spaceSpace and PhysicsspaceAstronomy

Unexplained Gamma-Ray Signal Hints At Unknown Feature Beyond Our Galaxy

"We found a much stronger signal, and in a different part of the sky, than the one we were looking for."


Dr. Alfredo Carpineti


Dr. Alfredo Carpineti

Senior Staff Writer & Space Correspondent

Alfredo (he/him) has a PhD in Astrophysics on galaxy evolution and a Master's in Quantum Fields and Fundamental Forces.

Senior Staff Writer & Space Correspondent

Edited by Holly Large
Holly Large - Editorial Assistant

Holly Large

Editorial Assistant

Holly is a graduate medical biochemist with an enthusiasm for making science interesting, fun and accessible.

This artist’s concept shows the entire sky in gamma rays with magenta circles illustrating the uncertainty in the direction from which more high-energy gamma rays than average seem to be arriving. In this view, the plane of our galaxy runs across the middle of the map. The circles enclose regions with a 68% (inner) and a 95% chance of containing the origin of these gamma rays.

The most likely region where the excess of gamma rays comes from can be seen in purple.

Image credit: NASA’s Goddard Space Flight Center

Our solar system is not still in space; it moves around the galaxy at 370 kilometers per second (230 miles per second). This means that part of the universe looks like it is coming towards us, while the opposite side moves away from us. This effect is seen, for example, in the Cosmic Microwave Background (CMB), the light echo of the Big Bang. Researchers expected to see a similar effect if they were to look in the gamma-ray sky – but they discovered something very different.

The CMB is incredibly uniform, so the difference amounts to measuring about 0.12 percent hotter towards the constellation Leo (more microwaves than average) than on the other side of the Sky. The gamma-ray background comes from unresolved energetic events from across the universe, so it was expected that it would look roughly similar, though the difference enhanced given the fact that gamma rays are a billion times more energetic than regular light.

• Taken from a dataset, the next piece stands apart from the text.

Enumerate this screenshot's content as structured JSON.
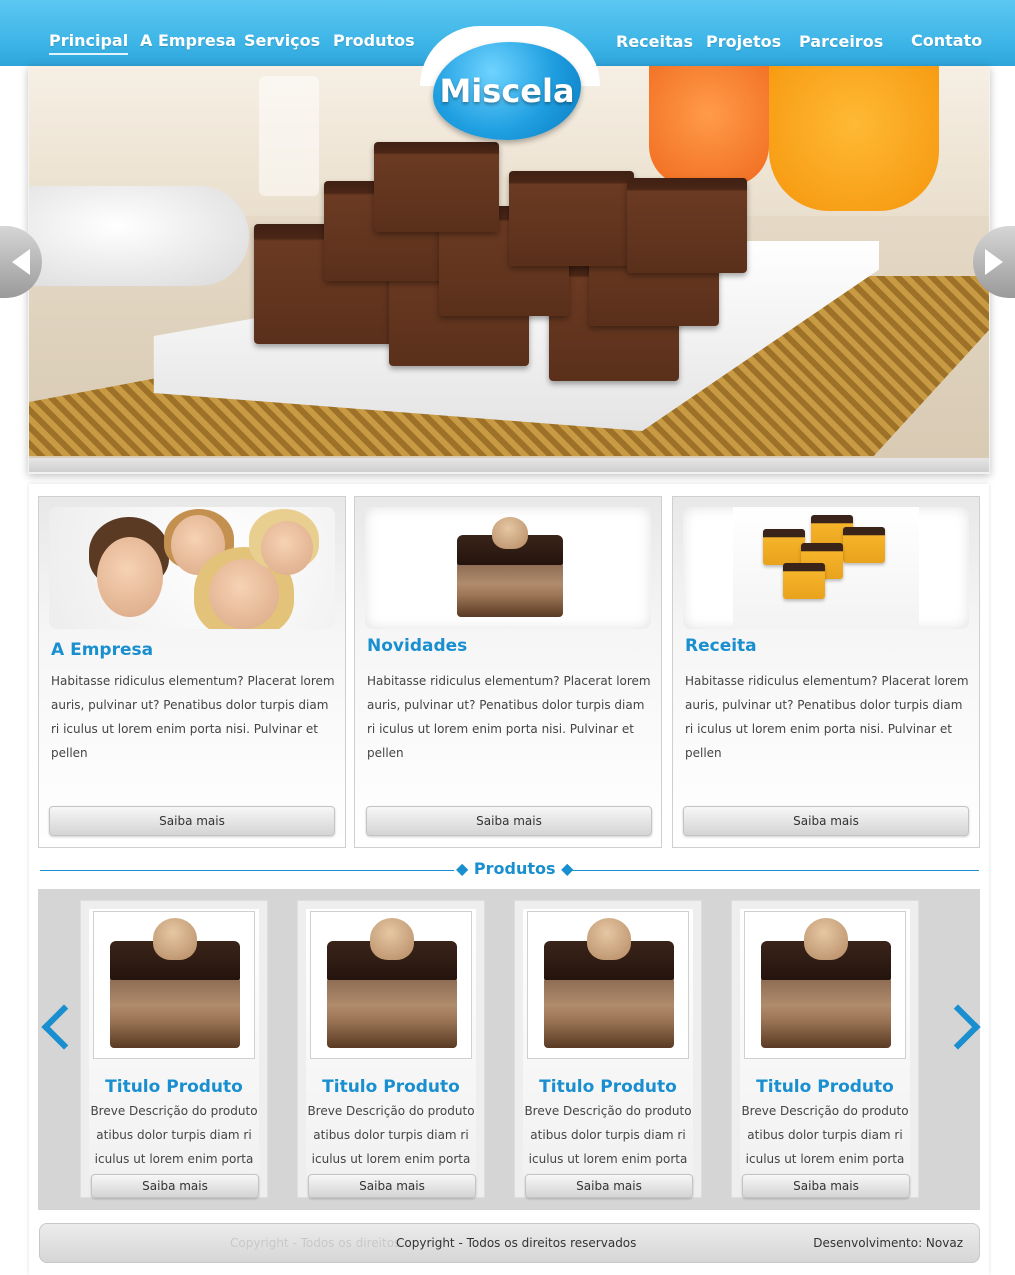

But this dipole, as it is technically called, looks nothing like that of the CMB; it is in a different place and much more intense than expected. While not matching the CMB dipole signal, it does match what has been observed for the most energetic cosmic rays.

"It is a completely serendipitous discovery," said Alexander Kashlinsky, a cosmologist at the University of Maryland and NASA's Goddard Space Flight Center, in a statement. "We found a much stronger signal, and in a different part of the sky, than the one we were looking for."

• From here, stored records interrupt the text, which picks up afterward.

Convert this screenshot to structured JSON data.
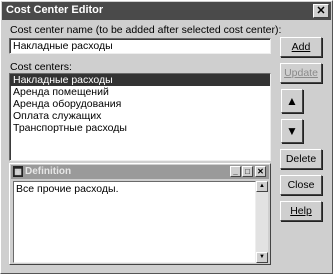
{
  "window": {
    "title": "Cost Center Editor",
    "close_glyph": "✕"
  },
  "name_field": {
    "label": "Cost center name (to be added after selected cost center):",
    "value": "Накладные расходы"
  },
  "list": {
    "label": "Cost centers:",
    "items": [
      "Накладные расходы",
      "Аренда помещений",
      "Аренда оборудования",
      "Оплата служащих",
      "Транспортные расходы"
    ],
    "selected_index": 0
  },
  "buttons": {
    "add": "Add",
    "update": "Update",
    "up_glyph": "▲",
    "down_glyph": "▼",
    "delete": "Delete",
    "close": "Close",
    "help": "Help"
  },
  "definition": {
    "title": "Definition",
    "text": "Все прочие расходы.",
    "minimize_glyph": "_",
    "maximize_glyph": "□",
    "close_glyph": "✕",
    "scroll_up_glyph": "▲",
    "scroll_down_glyph": "▼"
  },
  "icons": {
    "definition_window": "window-icon",
    "up": "arrow-up-icon",
    "down": "arrow-down-icon"
  }
}
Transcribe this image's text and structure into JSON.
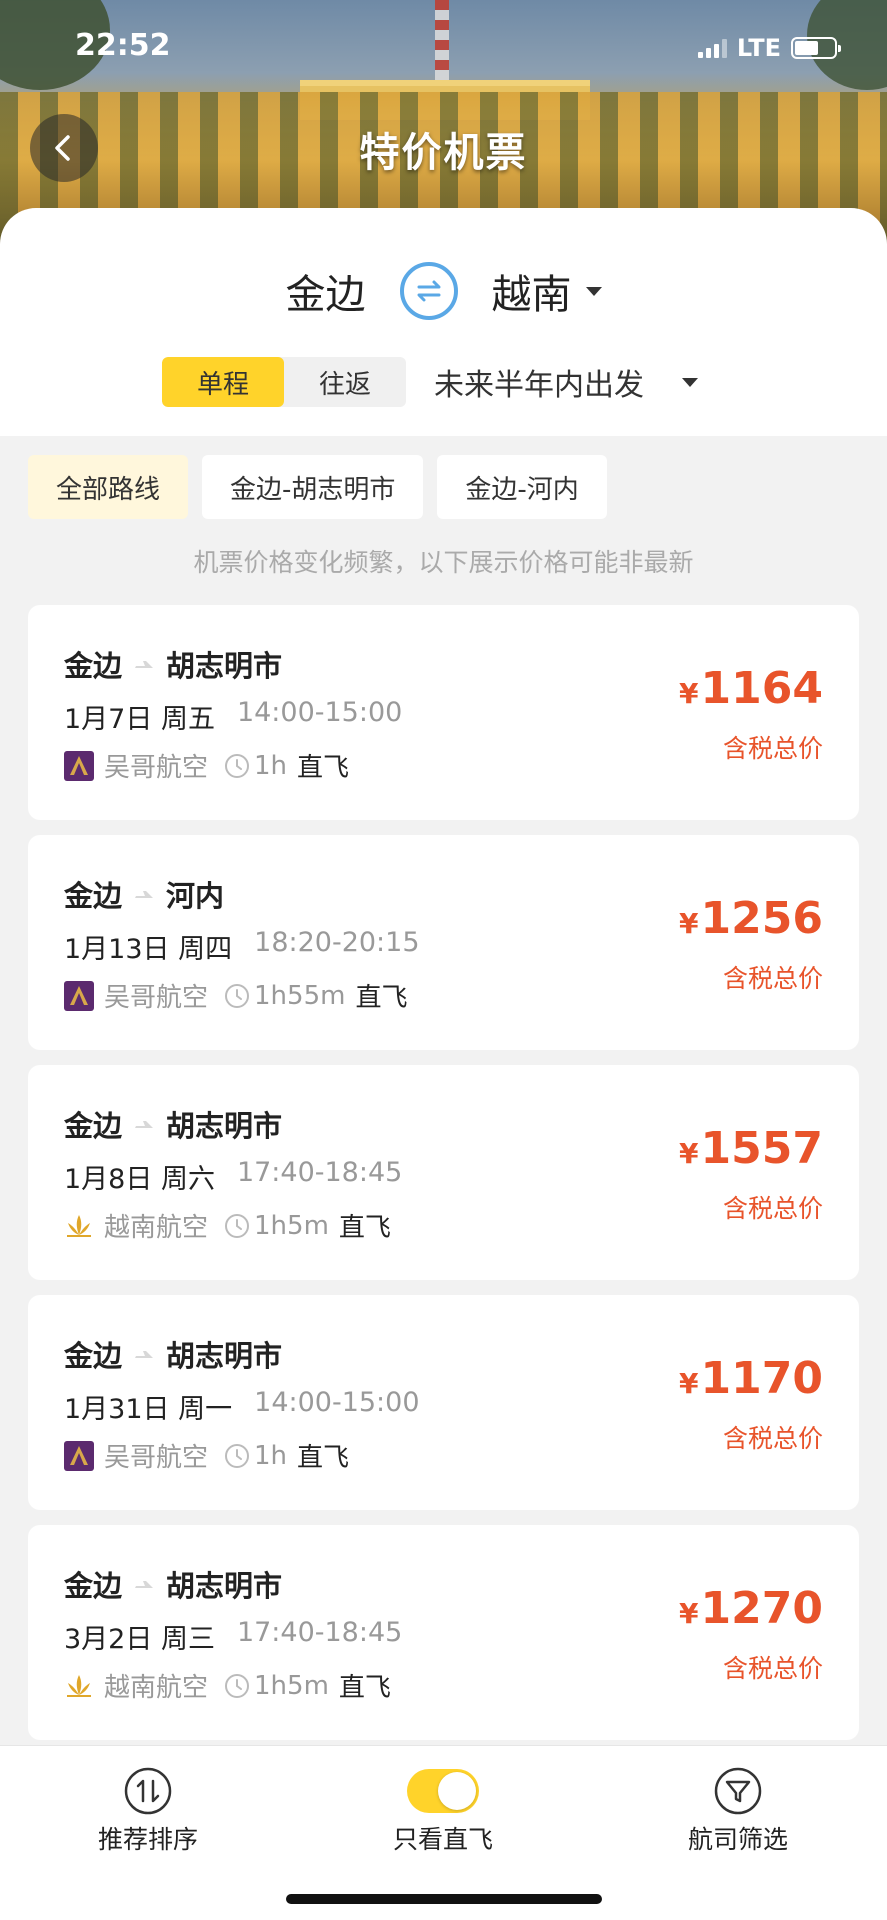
{
  "status": {
    "time": "22:52",
    "network": "LTE"
  },
  "header": {
    "title": "特价机票"
  },
  "route": {
    "origin": "金边",
    "destination": "越南"
  },
  "trip_type": {
    "options": [
      "单程",
      "往返"
    ],
    "selected": "单程"
  },
  "date_filter": "未来半年内出发",
  "route_chips": [
    "全部路线",
    "金边-胡志明市",
    "金边-河内"
  ],
  "notice": "机票价格变化频繁，以下展示价格可能非最新",
  "flights": [
    {
      "from": "金边",
      "to": "胡志明市",
      "date": "1月7日",
      "weekday": "周五",
      "time": "14:00-15:00",
      "airline": "吴哥航空",
      "airline_logo": "angkor-air",
      "duration": "1h",
      "direct": "直飞",
      "currency": "¥",
      "price": "1164",
      "price_note": "含税总价"
    },
    {
      "from": "金边",
      "to": "河内",
      "date": "1月13日",
      "weekday": "周四",
      "time": "18:20-20:15",
      "airline": "吴哥航空",
      "airline_logo": "angkor-air",
      "duration": "1h55m",
      "direct": "直飞",
      "currency": "¥",
      "price": "1256",
      "price_note": "含税总价"
    },
    {
      "from": "金边",
      "to": "胡志明市",
      "date": "1月8日",
      "weekday": "周六",
      "time": "17:40-18:45",
      "airline": "越南航空",
      "airline_logo": "vietnam-airlines",
      "duration": "1h5m",
      "direct": "直飞",
      "currency": "¥",
      "price": "1557",
      "price_note": "含税总价"
    },
    {
      "from": "金边",
      "to": "胡志明市",
      "date": "1月31日",
      "weekday": "周一",
      "time": "14:00-15:00",
      "airline": "吴哥航空",
      "airline_logo": "angkor-air",
      "duration": "1h",
      "direct": "直飞",
      "currency": "¥",
      "price": "1170",
      "price_note": "含税总价"
    },
    {
      "from": "金边",
      "to": "胡志明市",
      "date": "3月2日",
      "weekday": "周三",
      "time": "17:40-18:45",
      "airline": "越南航空",
      "airline_logo": "vietnam-airlines",
      "duration": "1h5m",
      "direct": "直飞",
      "currency": "¥",
      "price": "1270",
      "price_note": "含税总价"
    }
  ],
  "tabbar": {
    "sort": "推荐排序",
    "direct_only": "只看直飞",
    "direct_only_on": true,
    "airline_filter": "航司筛选"
  },
  "colors": {
    "accent": "#ffd32a",
    "price": "#e8542b",
    "swap": "#5aa8e6"
  }
}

Top: An all-sky map of extragalactic gamma rays in which the central plane of our galaxy, shown in dark blue where data has been removed, runs across the middle. The red dot and circles indicate the approximate direction from which more gamma rays than average seem to be arriving. Bottom: A similar all-sky map showing the distribution of ultrahigh-energy cosmic rays detected by the Pierre Auger Observatory in Argentina. Red indicates directions from which greater than average numbers of particles arrive, blue indicates directions with fewer than average. This video
This gif superimposes the Fermi map onto the cosmic ray map, illustrating the similarity of the dipole directions.
Image credit: Kashlinsky et al., 2024 and the Pierre Auger Collaboration

"We found a gamma-ray dipole, but its peak is located in the southern sky, far from the CMB's, and its magnitude is 10 times greater than what we would expect from our motion," said co-author Chris Shrader, an astrophysicist at the Catholic University of America in Washington and Goddard. "While it is not what we were looking for, we suspect it may be related to a similar feature reported for the highest-energy cosmic rays."

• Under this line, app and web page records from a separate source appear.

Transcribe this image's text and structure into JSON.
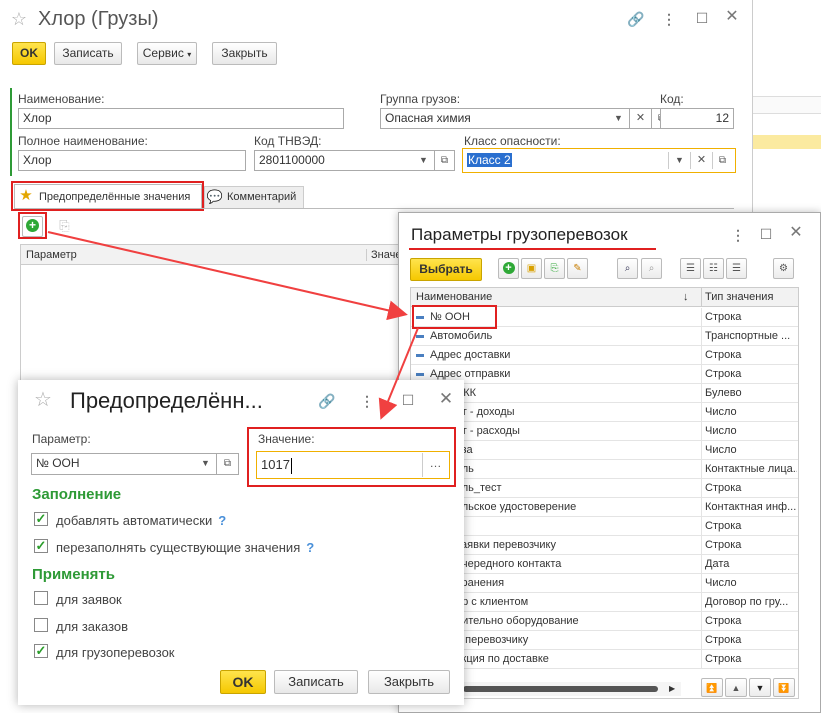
{
  "main": {
    "title": "Хлор (Грузы)",
    "toolbar": {
      "ok": "OK",
      "save": "Записать",
      "service": "Сервис",
      "close": "Закрыть"
    },
    "fields": {
      "name_label": "Наименование:",
      "name_value": "Хлор",
      "group_label": "Группа грузов:",
      "group_value": "Опасная химия",
      "code_label": "Код:",
      "code_value": "12",
      "fullname_label": "Полное наименование:",
      "fullname_value": "Хлор",
      "tnved_label": "Код ТНВЭД:",
      "tnved_value": "2801100000",
      "class_label": "Класс опасности:",
      "class_value": "Класс 2"
    },
    "tabs": [
      "Предопределённые значения",
      "Комментарий"
    ],
    "table_headers": [
      "Параметр",
      "Значение"
    ]
  },
  "params": {
    "title": "Параметры грузоперевозок",
    "choose": "Выбрать",
    "col_name": "Наименование",
    "col_type": "Тип значения",
    "rows": [
      {
        "name": "№ ООН",
        "type": "Строка"
      },
      {
        "name": "Автомобиль",
        "type": "Транспортные ..."
      },
      {
        "name": "Адрес доставки",
        "type": "Строка"
      },
      {
        "name": "Адрес отправки",
        "type": "Строка"
      },
      {
        "name": "ЛКК",
        "type": "Булево"
      },
      {
        "name": "ет - доходы",
        "type": "Число"
      },
      {
        "name": "ет - расходы",
        "type": "Число"
      },
      {
        "name": "уза",
        "type": "Число"
      },
      {
        "name": "ель",
        "type": "Контактные лица..."
      },
      {
        "name": "ель_тест",
        "type": "Строка"
      },
      {
        "name": "ельское удостоверение",
        "type": "Контактная инф..."
      },
      {
        "name": "",
        "type": "Строка"
      },
      {
        "name": "заявки перевозчику",
        "type": "Строка"
      },
      {
        "name": "очередного контакта",
        "type": "Дата"
      },
      {
        "name": "хранения",
        "type": "Число"
      },
      {
        "name": "ор с клиентом",
        "type": "Договор по гру..."
      },
      {
        "name": "нительно оборудование",
        "type": "Строка"
      },
      {
        "name": "а перевозчику",
        "type": "Строка"
      },
      {
        "name": "укция по доставке",
        "type": "Строка"
      }
    ]
  },
  "predef": {
    "title": "Предопределённ...",
    "param_label": "Параметр:",
    "param_value": "№ ООН",
    "value_label": "Значение:",
    "value_value": "1017",
    "fill_heading": "Заполнение",
    "fill_auto": "добавлять автоматически",
    "fill_refill": "перезаполнять существующие значения",
    "apply_heading": "Применять",
    "apply_requests": "для заявок",
    "apply_orders": "для заказов",
    "apply_cargo": "для грузоперевозок",
    "help": "?",
    "ok": "OK",
    "save": "Записать",
    "close": "Закрыть",
    "checks": {
      "fill_auto": true,
      "fill_refill": true,
      "apply_requests": false,
      "apply_orders": false,
      "apply_cargo": true
    }
  },
  "colors": {
    "accent_red": "#e02020",
    "yellow": "#f5c800",
    "green": "#2e9a36"
  }
}
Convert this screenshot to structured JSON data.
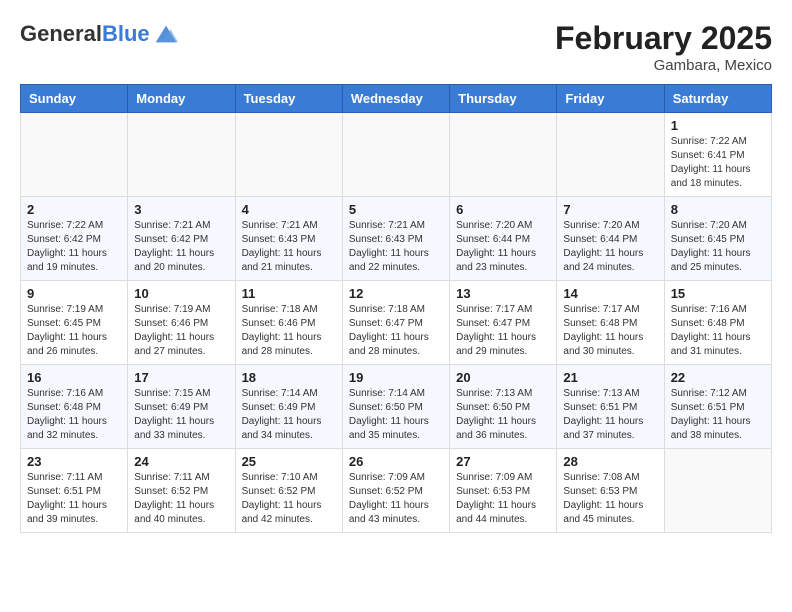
{
  "header": {
    "logo_general": "General",
    "logo_blue": "Blue",
    "month_year": "February 2025",
    "location": "Gambara, Mexico"
  },
  "calendar": {
    "days_of_week": [
      "Sunday",
      "Monday",
      "Tuesday",
      "Wednesday",
      "Thursday",
      "Friday",
      "Saturday"
    ],
    "weeks": [
      [
        {
          "day": "",
          "info": ""
        },
        {
          "day": "",
          "info": ""
        },
        {
          "day": "",
          "info": ""
        },
        {
          "day": "",
          "info": ""
        },
        {
          "day": "",
          "info": ""
        },
        {
          "day": "",
          "info": ""
        },
        {
          "day": "1",
          "info": "Sunrise: 7:22 AM\nSunset: 6:41 PM\nDaylight: 11 hours and 18 minutes."
        }
      ],
      [
        {
          "day": "2",
          "info": "Sunrise: 7:22 AM\nSunset: 6:42 PM\nDaylight: 11 hours and 19 minutes."
        },
        {
          "day": "3",
          "info": "Sunrise: 7:21 AM\nSunset: 6:42 PM\nDaylight: 11 hours and 20 minutes."
        },
        {
          "day": "4",
          "info": "Sunrise: 7:21 AM\nSunset: 6:43 PM\nDaylight: 11 hours and 21 minutes."
        },
        {
          "day": "5",
          "info": "Sunrise: 7:21 AM\nSunset: 6:43 PM\nDaylight: 11 hours and 22 minutes."
        },
        {
          "day": "6",
          "info": "Sunrise: 7:20 AM\nSunset: 6:44 PM\nDaylight: 11 hours and 23 minutes."
        },
        {
          "day": "7",
          "info": "Sunrise: 7:20 AM\nSunset: 6:44 PM\nDaylight: 11 hours and 24 minutes."
        },
        {
          "day": "8",
          "info": "Sunrise: 7:20 AM\nSunset: 6:45 PM\nDaylight: 11 hours and 25 minutes."
        }
      ],
      [
        {
          "day": "9",
          "info": "Sunrise: 7:19 AM\nSunset: 6:45 PM\nDaylight: 11 hours and 26 minutes."
        },
        {
          "day": "10",
          "info": "Sunrise: 7:19 AM\nSunset: 6:46 PM\nDaylight: 11 hours and 27 minutes."
        },
        {
          "day": "11",
          "info": "Sunrise: 7:18 AM\nSunset: 6:46 PM\nDaylight: 11 hours and 28 minutes."
        },
        {
          "day": "12",
          "info": "Sunrise: 7:18 AM\nSunset: 6:47 PM\nDaylight: 11 hours and 28 minutes."
        },
        {
          "day": "13",
          "info": "Sunrise: 7:17 AM\nSunset: 6:47 PM\nDaylight: 11 hours and 29 minutes."
        },
        {
          "day": "14",
          "info": "Sunrise: 7:17 AM\nSunset: 6:48 PM\nDaylight: 11 hours and 30 minutes."
        },
        {
          "day": "15",
          "info": "Sunrise: 7:16 AM\nSunset: 6:48 PM\nDaylight: 11 hours and 31 minutes."
        }
      ],
      [
        {
          "day": "16",
          "info": "Sunrise: 7:16 AM\nSunset: 6:48 PM\nDaylight: 11 hours and 32 minutes."
        },
        {
          "day": "17",
          "info": "Sunrise: 7:15 AM\nSunset: 6:49 PM\nDaylight: 11 hours and 33 minutes."
        },
        {
          "day": "18",
          "info": "Sunrise: 7:14 AM\nSunset: 6:49 PM\nDaylight: 11 hours and 34 minutes."
        },
        {
          "day": "19",
          "info": "Sunrise: 7:14 AM\nSunset: 6:50 PM\nDaylight: 11 hours and 35 minutes."
        },
        {
          "day": "20",
          "info": "Sunrise: 7:13 AM\nSunset: 6:50 PM\nDaylight: 11 hours and 36 minutes."
        },
        {
          "day": "21",
          "info": "Sunrise: 7:13 AM\nSunset: 6:51 PM\nDaylight: 11 hours and 37 minutes."
        },
        {
          "day": "22",
          "info": "Sunrise: 7:12 AM\nSunset: 6:51 PM\nDaylight: 11 hours and 38 minutes."
        }
      ],
      [
        {
          "day": "23",
          "info": "Sunrise: 7:11 AM\nSunset: 6:51 PM\nDaylight: 11 hours and 39 minutes."
        },
        {
          "day": "24",
          "info": "Sunrise: 7:11 AM\nSunset: 6:52 PM\nDaylight: 11 hours and 40 minutes."
        },
        {
          "day": "25",
          "info": "Sunrise: 7:10 AM\nSunset: 6:52 PM\nDaylight: 11 hours and 42 minutes."
        },
        {
          "day": "26",
          "info": "Sunrise: 7:09 AM\nSunset: 6:52 PM\nDaylight: 11 hours and 43 minutes."
        },
        {
          "day": "27",
          "info": "Sunrise: 7:09 AM\nSunset: 6:53 PM\nDaylight: 11 hours and 44 minutes."
        },
        {
          "day": "28",
          "info": "Sunrise: 7:08 AM\nSunset: 6:53 PM\nDaylight: 11 hours and 45 minutes."
        },
        {
          "day": "",
          "info": ""
        }
      ]
    ]
  }
}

Ultrahigh-energy cosmic rays carry even more energy than gamma rays – a billion times more, in fact – and scientists do not know where they come from. However, there is an excess of these particles from the same region where there is an excess of gamma rays, and so researchers think that these two phenomena are related.


The study is published in The Astrophysical Journal Letters and was recently presented at the 243rd meeting of the American Astronomical Society in New Orleans.


spaceSpace and PhysicsspaceAstronomy
  • tag
  • cosmic rays,

  • Astronomy,

  • gamma ray,

  • Ultrahigh-energy cosmic ray